When leaving the ship, on the shore for to light, As the board they put out was too narrow: to
quarter, The first step I took, I was in such a totter, That I jump'd upon land—to iny neck up
in water; Oh! there was no time to sing Langolee.
But as sharp cold and hunger I never yet knew
more, And my stomach and bowels did grumble and
growl, I thought the best way to get each in good humour, Was to take out the wrinkles of both, by my soul,
So So I went to a house where roast meat they pro
vide, sir, With a whirligig, which up the chimney I spy'd,
sir, Which grinds all their smoke into powder be:
sides, sir; Tis true as I'm now singing Langolec,
Then I went to the landlord of all the stage-coaches,
That set sail for London each night in the week, To whom I obnoxiously made my approaches,
As a birth aboard one I was coine for to seek: But as fur the Inside, I'd not cash in my casket, Says I, with your leave, I make bold, sir, to ask it, When the coach is gone off, pray what tiine
goes the basket? For there I can ride, and sing Langolee.
When making his mouth up, the basket, says he,
sir, Goes after the coach a full hour or two ; Very well, sir, says I, that's the thing then for
me, sir, But the devil a word that he told me was true: For, though one went before and the other be
hind, sir, They set off cheek-by-jowl, at the very same

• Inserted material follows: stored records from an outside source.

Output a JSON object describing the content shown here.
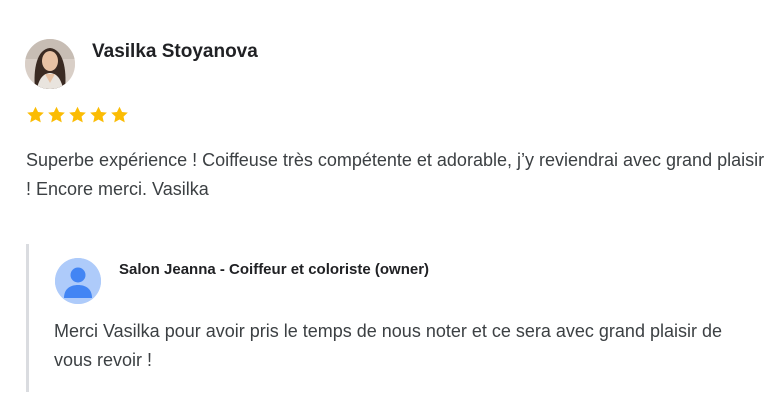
{
  "review": {
    "reviewer_name": "Vasilka Stoyanova",
    "rating": 5,
    "rating_max": 5,
    "star_color": "#fbbc04",
    "text": "Superbe expérience ! Coiffeuse très compétente et adorable, j’y reviendrai avec grand plaisir ! Encore merci. Vasilka"
  },
  "owner_reply": {
    "owner_name": "Salon Jeanna - Coiffeur et coloriste (owner)",
    "text": "Merci Vasilka pour avoir pris le temps de nous noter et ce sera avec grand plaisir de vous revoir !"
  },
  "icons": {
    "reviewer_avatar": "profile-photo",
    "owner_avatar": "default-person-icon",
    "star": "star-icon"
  },
  "colors": {
    "text_primary": "#202124",
    "text_body": "#3c4043",
    "reply_border": "#dadce0",
    "owner_avatar_bg": "#aecbfa",
    "owner_avatar_fg": "#4285f4"
  }
}
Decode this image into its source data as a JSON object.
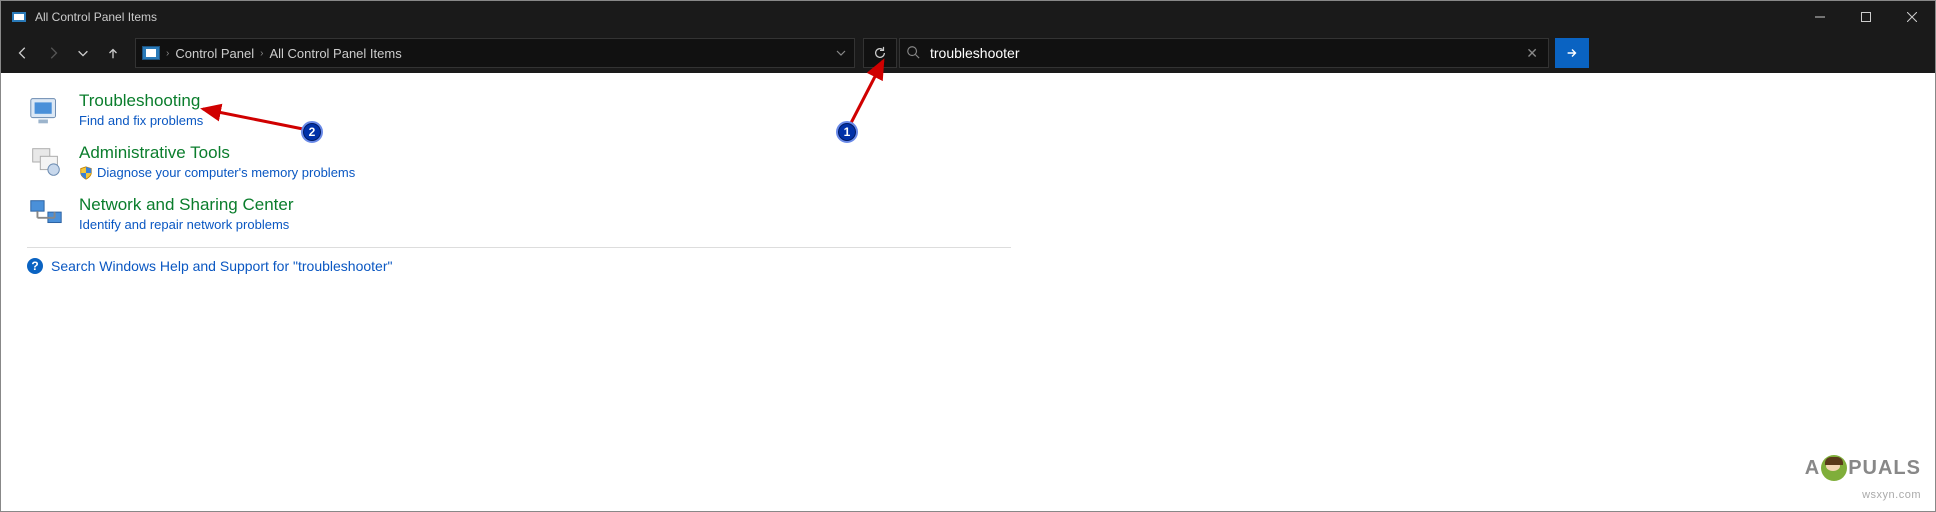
{
  "titlebar": {
    "title": "All Control Panel Items"
  },
  "breadcrumb": {
    "seg1": "Control Panel",
    "seg2": "All Control Panel Items"
  },
  "search": {
    "value": "troubleshooter"
  },
  "results": {
    "troubleshooting": {
      "title": "Troubleshooting",
      "sub": "Find and fix problems"
    },
    "admin": {
      "title": "Administrative Tools",
      "sub": "Diagnose your computer's memory problems"
    },
    "network": {
      "title": "Network and Sharing Center",
      "sub": "Identify and repair network problems"
    }
  },
  "help": {
    "text": "Search Windows Help and Support for \"troubleshooter\""
  },
  "annotations": {
    "n1": "1",
    "n2": "2"
  },
  "watermark": {
    "brand_pre": "A",
    "brand_post": "PUALS",
    "site": "wsxyn.com"
  }
}
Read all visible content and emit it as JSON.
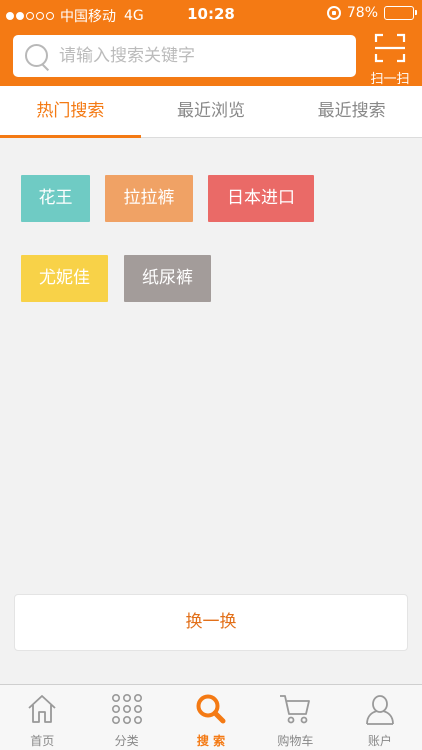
{
  "status_bar": {
    "carrier": "中国移动",
    "network": "4G",
    "time": "10:28",
    "battery": "78%",
    "battery_level": 0.78,
    "signal_bars": 2
  },
  "search": {
    "placeholder": "请输入搜索关键字"
  },
  "scan": {
    "label": "扫一扫"
  },
  "tabs": [
    {
      "label": "热门搜索",
      "active": true
    },
    {
      "label": "最近浏览",
      "active": false
    },
    {
      "label": "最近搜索",
      "active": false
    }
  ],
  "hot_tags": [
    {
      "label": "花王",
      "color": "#6fcbc4"
    },
    {
      "label": "拉拉裤",
      "color": "#f0a265"
    },
    {
      "label": "日本进口",
      "color": "#ea6a67"
    },
    {
      "label": "尤妮佳",
      "color": "#f8d248"
    },
    {
      "label": "纸尿裤",
      "color": "#a39c9a"
    }
  ],
  "refresh": {
    "label": "换一换"
  },
  "tabbar": [
    {
      "label": "首页",
      "icon": "home-icon"
    },
    {
      "label": "分类",
      "icon": "grid-icon"
    },
    {
      "label": "搜 索",
      "icon": "search-icon",
      "active": true
    },
    {
      "label": "购物车",
      "icon": "cart-icon"
    },
    {
      "label": "账户",
      "icon": "user-icon"
    }
  ],
  "colors": {
    "accent": "#f47a14",
    "background": "#f2f2f2"
  }
}
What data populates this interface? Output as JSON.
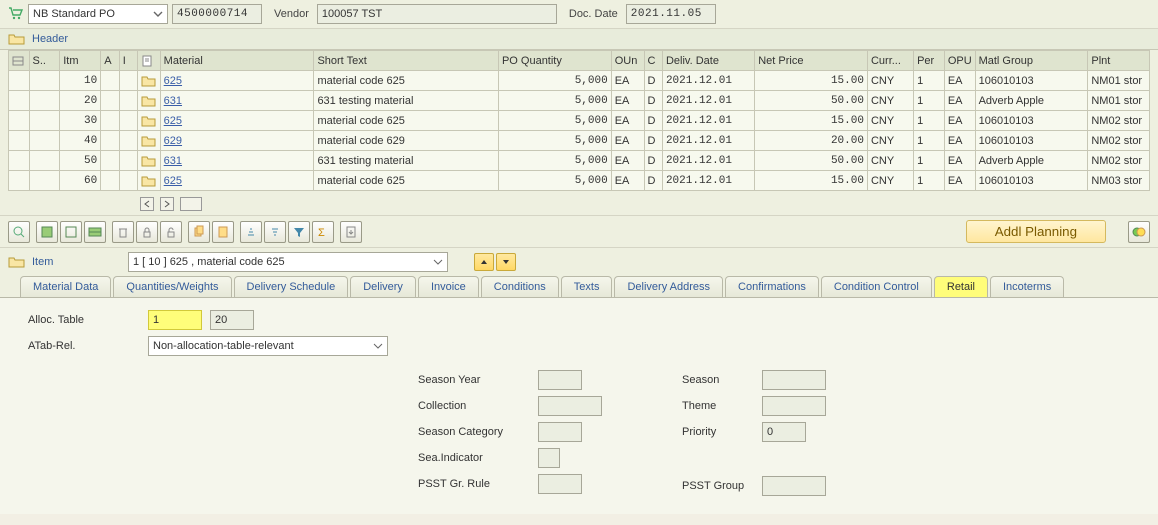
{
  "header": {
    "doc_type": "NB Standard PO",
    "doc_number": "4500000714",
    "vendor_label": "Vendor",
    "vendor_value": "100057 TST",
    "doc_date_label": "Doc. Date",
    "doc_date_value": "2021.11.05",
    "header_label": "Header"
  },
  "table": {
    "cols": [
      "S..",
      "Itm",
      "A",
      "I",
      "",
      "Material",
      "Short Text",
      "PO Quantity",
      "OUn",
      "C",
      "Deliv. Date",
      "Net Price",
      "Curr...",
      "Per",
      "OPU",
      "Matl Group",
      "Plnt"
    ],
    "rows": [
      {
        "itm": "10",
        "material": "625",
        "short": "material code 625",
        "qty": "5,000",
        "oun": "EA",
        "c": "D",
        "deliv": "2021.12.01",
        "price": "15.00",
        "curr": "CNY",
        "per": "1",
        "opu": "EA",
        "matl": "106010103",
        "plnt": "NM01 stor"
      },
      {
        "itm": "20",
        "material": "631",
        "short": "631 testing material",
        "qty": "5,000",
        "oun": "EA",
        "c": "D",
        "deliv": "2021.12.01",
        "price": "50.00",
        "curr": "CNY",
        "per": "1",
        "opu": "EA",
        "matl": "Adverb Apple",
        "plnt": "NM01 stor"
      },
      {
        "itm": "30",
        "material": "625",
        "short": "material code 625",
        "qty": "5,000",
        "oun": "EA",
        "c": "D",
        "deliv": "2021.12.01",
        "price": "15.00",
        "curr": "CNY",
        "per": "1",
        "opu": "EA",
        "matl": "106010103",
        "plnt": "NM02 stor"
      },
      {
        "itm": "40",
        "material": "629",
        "short": "material code 629",
        "qty": "5,000",
        "oun": "EA",
        "c": "D",
        "deliv": "2021.12.01",
        "price": "20.00",
        "curr": "CNY",
        "per": "1",
        "opu": "EA",
        "matl": "106010103",
        "plnt": "NM02 stor"
      },
      {
        "itm": "50",
        "material": "631",
        "short": "631 testing material",
        "qty": "5,000",
        "oun": "EA",
        "c": "D",
        "deliv": "2021.12.01",
        "price": "50.00",
        "curr": "CNY",
        "per": "1",
        "opu": "EA",
        "matl": "Adverb Apple",
        "plnt": "NM02 stor"
      },
      {
        "itm": "60",
        "material": "625",
        "short": "material code 625",
        "qty": "5,000",
        "oun": "EA",
        "c": "D",
        "deliv": "2021.12.01",
        "price": "15.00",
        "curr": "CNY",
        "per": "1",
        "opu": "EA",
        "matl": "106010103",
        "plnt": "NM03 stor"
      }
    ]
  },
  "toolbar": {
    "addl_planning": "Addl Planning"
  },
  "item_section": {
    "label": "Item",
    "selected": "1 [ 10 ] 625 , material code 625"
  },
  "tabs": [
    "Material Data",
    "Quantities/Weights",
    "Delivery Schedule",
    "Delivery",
    "Invoice",
    "Conditions",
    "Texts",
    "Delivery Address",
    "Confirmations",
    "Condition Control",
    "Retail",
    "Incoterms"
  ],
  "retail": {
    "alloc_table_label": "Alloc. Table",
    "alloc_table_v1": "1",
    "alloc_table_v2": "20",
    "atab_rel_label": "ATab-Rel.",
    "atab_rel_value": "Non-allocation-table-relevant",
    "season_year_label": "Season Year",
    "season_label": "Season",
    "collection_label": "Collection",
    "theme_label": "Theme",
    "season_cat_label": "Season Category",
    "priority_label": "Priority",
    "priority_value": "0",
    "sea_indicator_label": "Sea.Indicator",
    "psst_gr_rule_label": "PSST Gr. Rule",
    "psst_group_label": "PSST Group"
  }
}
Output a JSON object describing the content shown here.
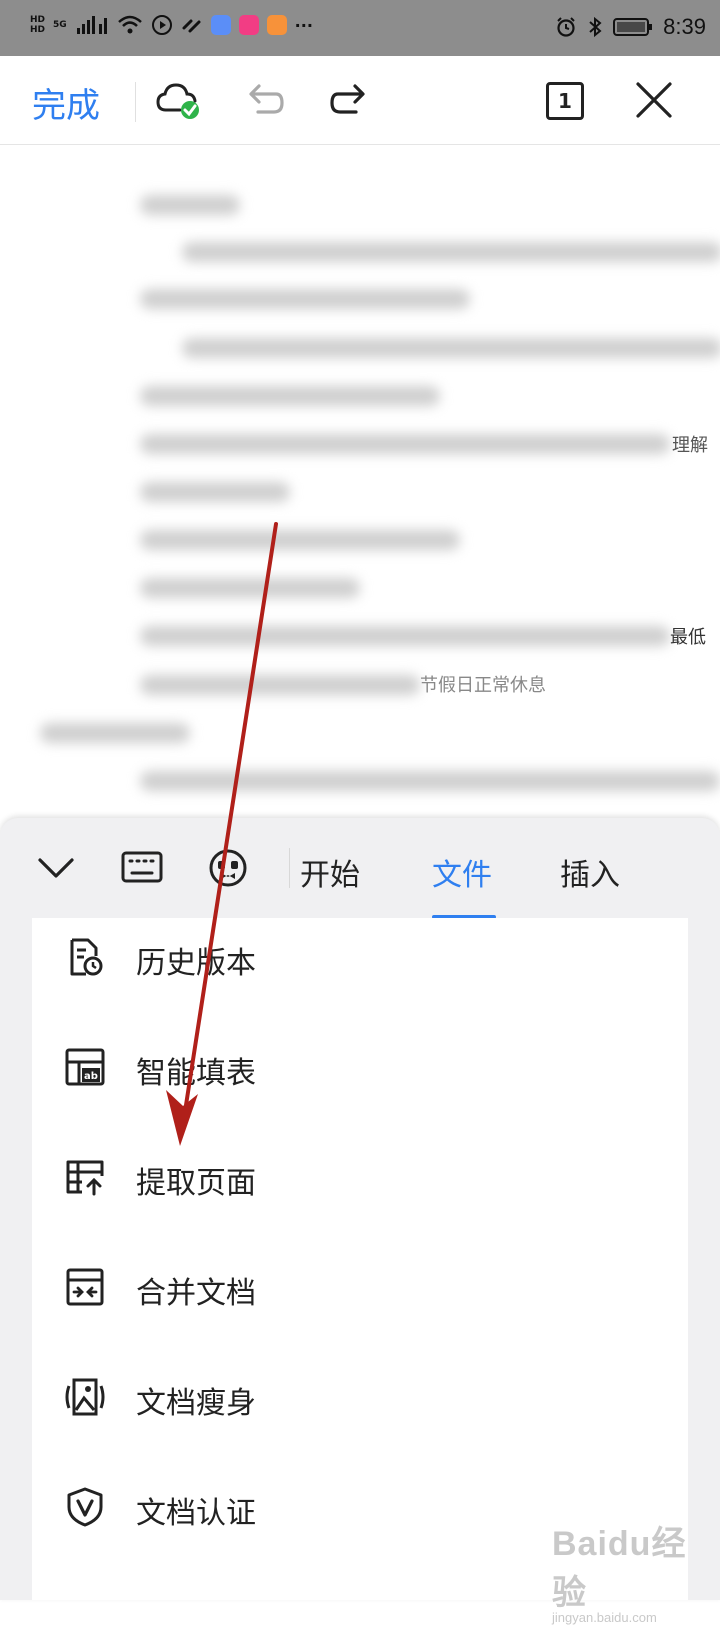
{
  "status_bar": {
    "left_labels": [
      "HD",
      "5G",
      "HD"
    ],
    "time": "8:39",
    "more": "···"
  },
  "toolbar": {
    "done_label": "完成",
    "page_count": "1"
  },
  "document": {
    "visible_fragments": [
      "理解",
      "最低",
      "节假日正常休息"
    ]
  },
  "tabs": {
    "items": [
      "开始",
      "文件",
      "插入"
    ],
    "active": "文件"
  },
  "menu": {
    "items": [
      {
        "label": "历史版本",
        "icon": "history-version-icon"
      },
      {
        "label": "智能填表",
        "icon": "smart-form-icon"
      },
      {
        "label": "提取页面",
        "icon": "extract-pages-icon"
      },
      {
        "label": "合并文档",
        "icon": "merge-documents-icon"
      },
      {
        "label": "文档瘦身",
        "icon": "compress-document-icon"
      },
      {
        "label": "文档认证",
        "icon": "document-verify-icon"
      }
    ]
  },
  "watermark": {
    "logo": "Baidu经验",
    "sub": "jingyan.baidu.com"
  },
  "colors": {
    "accent": "#2f7ff0",
    "arrow": "#b0201a",
    "status_bar": "#8d8d8d",
    "cloud_check": "#2fb34a"
  }
}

time, sir, So the same day at night I set out by moon-skine,
sir, All alone, by myself, singing Langolee.
0, longlife to the moon for a brave noble creatures That serves us with lamp-light, each niglat ia
the dark; While the sun only shines in the day, which, by
nature, Needs no light at all--as you all may remark; But as for the moon-byıny soul I'll be bound, sir, It would save the whole nation a great many
pounds, sir, To subscribe for to light her up all the year
round, sir, Or I'll never sing more about Langolee.
TAD I a heart for falsehood fram'd,
I ne'er could injure you,
Your charms would make me true.
No stranger offer wrong;
And lovers in the young.
Another with your heart,
Nor fear to suffer wrong;
YOUNG Jockey calls me his delight,
And wooes me night and morning; I treat his passion still with slight,
His fondness always scorning.
Tho' I my passion smother,
Shou'd he, &c.
A blooming garland, t'other day,
He brought, I own 'twas pleasing,
And wantonly was teasing.
And my own fondness smother,
Shou'd he, &c.
Let prudence he each virgin's guide,
And reason be prevailing;
Coqueiry and railing.
No more my love l'll smother, But, wedded, I'll obey command, ind vow to love no other.
And vow, &e.